# Basic Math Theory for Game Development | VECTORS

In this story, we’ll look at one of the essential concepts in game development, it’s the ** vector**. This is why it’s useful in game development. It’s often used when we want to move a character in a scene.

Let’s say we want to move it 4 units to the right & 4 units up. We create a vector that is represented by the arrow that points in the direction where our character needs to go. Mathematically the vector is** (4,4)**, 4 on X-axis & 4 on Y-axis.

We can then add this vector to the current position of the character which is (3,2). So the next position that our character should be after we add this vector is (7,6).

## What is a vector

A vector is defined by ** direction** and

**, that’s why we used an arrow to represent a vector. It can be directed anywhere in the space right, left, up, and down. The distance of a vector shows how far the character goes in space.**

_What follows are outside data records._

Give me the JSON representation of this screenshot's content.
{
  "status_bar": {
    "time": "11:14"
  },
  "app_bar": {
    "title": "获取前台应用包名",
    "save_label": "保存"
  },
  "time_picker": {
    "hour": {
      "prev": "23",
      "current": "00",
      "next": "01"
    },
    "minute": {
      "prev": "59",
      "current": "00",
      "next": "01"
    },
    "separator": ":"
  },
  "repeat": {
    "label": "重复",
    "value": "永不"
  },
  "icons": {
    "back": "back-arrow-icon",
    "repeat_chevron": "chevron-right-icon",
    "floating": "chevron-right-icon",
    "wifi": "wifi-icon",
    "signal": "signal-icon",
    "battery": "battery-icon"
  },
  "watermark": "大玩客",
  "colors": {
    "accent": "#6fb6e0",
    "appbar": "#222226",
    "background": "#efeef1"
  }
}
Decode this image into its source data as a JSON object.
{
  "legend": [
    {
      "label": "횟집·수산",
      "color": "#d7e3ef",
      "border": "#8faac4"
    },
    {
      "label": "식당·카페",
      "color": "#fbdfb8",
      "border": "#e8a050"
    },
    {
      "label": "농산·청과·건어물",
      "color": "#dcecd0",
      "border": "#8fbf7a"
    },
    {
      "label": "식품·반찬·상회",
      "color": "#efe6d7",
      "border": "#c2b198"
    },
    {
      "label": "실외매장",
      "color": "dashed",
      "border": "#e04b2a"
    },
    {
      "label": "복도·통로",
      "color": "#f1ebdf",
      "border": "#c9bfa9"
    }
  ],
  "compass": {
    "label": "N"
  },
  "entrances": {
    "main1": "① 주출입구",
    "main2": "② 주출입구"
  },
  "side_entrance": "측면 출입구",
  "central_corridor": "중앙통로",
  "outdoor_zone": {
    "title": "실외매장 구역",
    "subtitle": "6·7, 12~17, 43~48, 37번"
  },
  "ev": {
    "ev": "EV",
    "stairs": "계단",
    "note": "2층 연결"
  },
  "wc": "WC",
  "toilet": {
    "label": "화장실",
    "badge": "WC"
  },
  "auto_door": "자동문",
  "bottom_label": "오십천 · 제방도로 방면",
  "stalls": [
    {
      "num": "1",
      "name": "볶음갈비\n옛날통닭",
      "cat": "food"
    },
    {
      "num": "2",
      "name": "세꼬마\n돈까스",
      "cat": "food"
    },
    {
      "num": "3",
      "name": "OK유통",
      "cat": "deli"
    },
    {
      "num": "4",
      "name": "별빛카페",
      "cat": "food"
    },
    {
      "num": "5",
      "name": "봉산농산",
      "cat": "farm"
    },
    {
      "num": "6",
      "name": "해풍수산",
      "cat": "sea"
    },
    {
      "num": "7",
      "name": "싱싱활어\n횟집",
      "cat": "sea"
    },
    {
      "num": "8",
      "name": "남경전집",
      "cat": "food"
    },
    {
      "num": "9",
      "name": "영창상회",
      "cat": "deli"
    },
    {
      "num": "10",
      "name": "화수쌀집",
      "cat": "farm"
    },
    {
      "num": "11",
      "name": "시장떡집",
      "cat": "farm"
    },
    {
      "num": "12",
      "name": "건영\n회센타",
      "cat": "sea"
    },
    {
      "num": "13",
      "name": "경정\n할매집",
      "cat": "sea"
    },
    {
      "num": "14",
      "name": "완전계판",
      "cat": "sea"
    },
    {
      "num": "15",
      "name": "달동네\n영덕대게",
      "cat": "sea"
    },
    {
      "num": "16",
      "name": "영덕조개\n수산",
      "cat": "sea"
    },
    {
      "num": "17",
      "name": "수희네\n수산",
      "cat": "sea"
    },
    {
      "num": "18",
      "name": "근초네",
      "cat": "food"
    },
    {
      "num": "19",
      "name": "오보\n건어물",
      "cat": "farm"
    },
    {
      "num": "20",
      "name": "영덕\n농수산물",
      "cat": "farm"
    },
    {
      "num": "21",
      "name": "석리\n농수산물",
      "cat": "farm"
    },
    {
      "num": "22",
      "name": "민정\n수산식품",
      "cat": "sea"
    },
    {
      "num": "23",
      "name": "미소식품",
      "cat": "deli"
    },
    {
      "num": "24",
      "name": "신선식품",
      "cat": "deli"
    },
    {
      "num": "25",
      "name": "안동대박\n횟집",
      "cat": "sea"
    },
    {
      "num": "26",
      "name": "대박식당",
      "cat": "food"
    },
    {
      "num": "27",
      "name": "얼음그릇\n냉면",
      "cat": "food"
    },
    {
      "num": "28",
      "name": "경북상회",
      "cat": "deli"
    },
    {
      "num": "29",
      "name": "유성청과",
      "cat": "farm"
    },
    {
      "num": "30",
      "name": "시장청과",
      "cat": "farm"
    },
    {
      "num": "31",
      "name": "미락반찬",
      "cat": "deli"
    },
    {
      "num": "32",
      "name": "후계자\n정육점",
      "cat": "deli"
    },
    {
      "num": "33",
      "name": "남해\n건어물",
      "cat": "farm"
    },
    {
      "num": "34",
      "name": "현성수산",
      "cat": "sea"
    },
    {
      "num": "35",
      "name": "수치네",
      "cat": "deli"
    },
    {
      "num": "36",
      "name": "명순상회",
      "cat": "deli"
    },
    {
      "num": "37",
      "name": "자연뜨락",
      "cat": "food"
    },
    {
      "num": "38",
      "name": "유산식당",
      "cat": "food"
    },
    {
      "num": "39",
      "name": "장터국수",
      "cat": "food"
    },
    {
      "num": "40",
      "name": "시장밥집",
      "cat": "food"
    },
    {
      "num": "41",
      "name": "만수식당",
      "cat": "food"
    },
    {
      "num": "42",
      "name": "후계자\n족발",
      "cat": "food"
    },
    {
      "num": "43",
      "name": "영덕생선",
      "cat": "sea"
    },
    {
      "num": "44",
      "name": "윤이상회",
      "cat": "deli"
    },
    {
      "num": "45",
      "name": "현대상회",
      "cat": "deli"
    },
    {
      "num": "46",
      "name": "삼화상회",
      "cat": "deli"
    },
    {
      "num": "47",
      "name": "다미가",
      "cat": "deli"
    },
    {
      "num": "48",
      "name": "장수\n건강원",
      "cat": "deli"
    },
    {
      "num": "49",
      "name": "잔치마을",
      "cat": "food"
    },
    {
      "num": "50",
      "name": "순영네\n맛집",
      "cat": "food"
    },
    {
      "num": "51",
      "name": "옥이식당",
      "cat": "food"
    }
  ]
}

**length**A vector also doesn't have any inherent position which means it can be placed anywhere we want because it’s just a direction with length.

## How do I use vector in game dev?

Here is another example where vectors come in handy.

When we have two players in the scene and we want to get the distance or length between these two players. Both players have their own positions that are (5,3) for player A and (3,5) for player B from the center respectively. Remember vector is direction and length at the same time. So length is equal to distance. How can we calculate the distance between these 2 players?

Calculate the vector

To do this we subtract the position of player A from the position of player B or vice versa because we just want to get the distance between players. It can be done just like this(3,5)-(5,3). We subtract the x component 3–5=-2 then we subtract the y component 5–3=2 and the result is a vector of ** (-2,2)**, But how do we calculate the length of this vector?

That is really easy. It’s in fact the * Pythagoras Theorem*. The hypotenuse is the length of a vector or referred to as the

*magnitude.*So if we want to calculate the distance between our players, we simply plug in the vector ** (-2,2)** into the formula Square root((

**)² +**

**-2****²) = 2.82842713. The distance between players A & B is 2.83 units. This is the same in 3d as well, it just has the third component added, which is the z-axis**

**2****. Just add another one to the formula, then it would be like this:**

**(x,y,z)**

**Square root(x² + y² + z²).**## Why do I need to know about vectors?

Yeah, our game engine has an easy way to calculate this. Unity has an easy function of getting the distance between two points in space like * Vector3.Distance(A, B); *then

*why do we need to know about this?*

Well, this knowledge is super useful when it comes to optimizing your code. Say we want to compare the distance of two players from the finish line. We want to know which is ahead. So use this formula ** Square root(x² + y²) **twice in order to get two vectors.

However, using the * Square root *operator can be expensive for the CPU to calculate those instructions. Imagine if we do this every frame when the game is running. This may lead to performance issues.

Since we don't need to know the actual distance because we just want to know which one is ahead, we can calculate manually and simply remove the S* quare root *operator and compare the raw value to find which one is shorter. That’s how we optimize our code!

That’s pretty much it! Thank you so much if you read this to the end :)\